  1. These Sunday sessions for Newcomers offer a casual, interactive atmosphere in which Staff and community members share information over the course of the day about ICANN's mission, work and how to have a successful Meeting week experience.

  2. With the support from the Fellowship Program alumni and select ICANN staff, attendees have a wonderful resource at every ICANN meeting: the ICANN Booth and Newcomer Welcome Area. Here you will find collateral about ICANN, hands-on support and guidance including advice on the sessions best suited for each individual depending on interest, and facilitation of introductions to various community members and staff as needed. Visit as many times as needed over the course of the week for additional information; the Booth is open from Saturday morning before the Meeting officially starts until close of sessions on Wednesday during each ICANN Public Meeting.

  3. Either at the ICANN meeting or via remote participation, Newcomers are encouraged to attend the Fellowship Morning sessions held Monday through Thursday at each ICANN meeting. These sessions are open to all, with presenters from each of the Supporting Organizations and Advisory Committees facilitating a more intimate and personal discussion on what their particular community does within the ICANN model. It is a great opportunity to learn in a smaller setting, feel free to ask any questions, and network with the fellowship program participants for a more bonded overall experience.

If you have any questions about how to start participating in ICANN or would like assistance in connecting with staff or community, please email us at
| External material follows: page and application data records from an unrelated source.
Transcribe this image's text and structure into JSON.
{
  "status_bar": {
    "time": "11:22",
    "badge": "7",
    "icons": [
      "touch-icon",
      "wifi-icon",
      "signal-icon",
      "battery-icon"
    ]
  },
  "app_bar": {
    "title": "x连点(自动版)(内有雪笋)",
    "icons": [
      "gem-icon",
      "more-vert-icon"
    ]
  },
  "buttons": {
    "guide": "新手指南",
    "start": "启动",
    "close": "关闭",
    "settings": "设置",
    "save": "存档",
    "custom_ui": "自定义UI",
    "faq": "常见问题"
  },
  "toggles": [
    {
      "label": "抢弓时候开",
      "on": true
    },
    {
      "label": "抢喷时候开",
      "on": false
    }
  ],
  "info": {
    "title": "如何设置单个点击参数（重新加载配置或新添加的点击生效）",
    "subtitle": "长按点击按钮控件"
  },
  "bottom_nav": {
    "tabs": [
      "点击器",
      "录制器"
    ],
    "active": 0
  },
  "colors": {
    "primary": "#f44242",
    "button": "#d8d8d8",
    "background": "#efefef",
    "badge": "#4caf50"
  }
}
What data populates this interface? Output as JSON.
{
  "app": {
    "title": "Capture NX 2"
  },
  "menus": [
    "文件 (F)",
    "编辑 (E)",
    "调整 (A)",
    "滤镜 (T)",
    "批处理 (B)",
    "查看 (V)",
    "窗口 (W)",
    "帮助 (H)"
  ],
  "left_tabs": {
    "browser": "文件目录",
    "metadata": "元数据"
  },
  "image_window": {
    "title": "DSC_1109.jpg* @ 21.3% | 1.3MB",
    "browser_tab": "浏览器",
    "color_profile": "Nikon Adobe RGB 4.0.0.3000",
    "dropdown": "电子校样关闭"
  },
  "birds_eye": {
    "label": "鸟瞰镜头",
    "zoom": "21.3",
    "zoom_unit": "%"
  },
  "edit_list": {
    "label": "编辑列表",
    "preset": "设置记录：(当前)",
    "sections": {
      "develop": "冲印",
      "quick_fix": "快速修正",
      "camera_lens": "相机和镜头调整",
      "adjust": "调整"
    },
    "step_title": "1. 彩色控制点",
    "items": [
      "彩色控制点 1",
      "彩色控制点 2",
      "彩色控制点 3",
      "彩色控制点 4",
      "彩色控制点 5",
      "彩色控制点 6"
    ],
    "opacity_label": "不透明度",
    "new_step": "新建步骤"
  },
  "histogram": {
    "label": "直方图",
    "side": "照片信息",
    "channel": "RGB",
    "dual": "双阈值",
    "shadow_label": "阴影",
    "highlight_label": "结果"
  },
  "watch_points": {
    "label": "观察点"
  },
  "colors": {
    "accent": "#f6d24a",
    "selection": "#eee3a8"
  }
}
Domain Name System
Internationalized Domain Name ,IDN,"IDNs are domain names that include characters used in the local representation of languages that are not written with the twenty-six letters of the basic Latin alphabet ""a-z"". An IDN can contain Latin letters with diacritical marks, as required by many European languages, or may consist of characters from non-Latin scripts such as Arabic or Chinese. Many languages also use other types of digits than the European ""0-9"". The basic Latin alphabet together with the European-Arabic digits are, for the purpose of domain names, termed ""ASCII characters"" (ASCII = American Standard Code for Information Interchange). These are also included in the broader range of ""Unicode characters"" that provides the basis for IDNs. The ""hostname rule"" requires that all domain names of the type under consideration here are stored in the DNS using only the ASCII characters listed above, with the one further addition of the hyphen ""-"". The Unicode form of an IDN therefore requires special encoding before it is entered into the DNS. The following terminology is used when distinguishing between these forms: A domain name consists of a series of ""labels"" (separated by ""dots""). The ASCII form of an IDN label is termed an ""A-label"". All operations defined in the DNS protocol use A-labels exclusively. The Unicode form, which a user expects to be displayed, is termed a ""U-label"". The difference may be illustrated with the Hindi word for ""test"" — परीका — appearing here as a U-label would (in the Devanagari script). A special form of ""ASCII compatible encoding"" (abbreviated ACE) is applied to this to produce the corresponding A-label: xn--11b5bs1di. A domain name that only includes ASCII letters, digits, and hyphens is termed an ""LDH label"". Although the definitions of A-labels and LDH-labels overlap, a name consisting exclusively of LDH labels, such as"""" is not an IDN."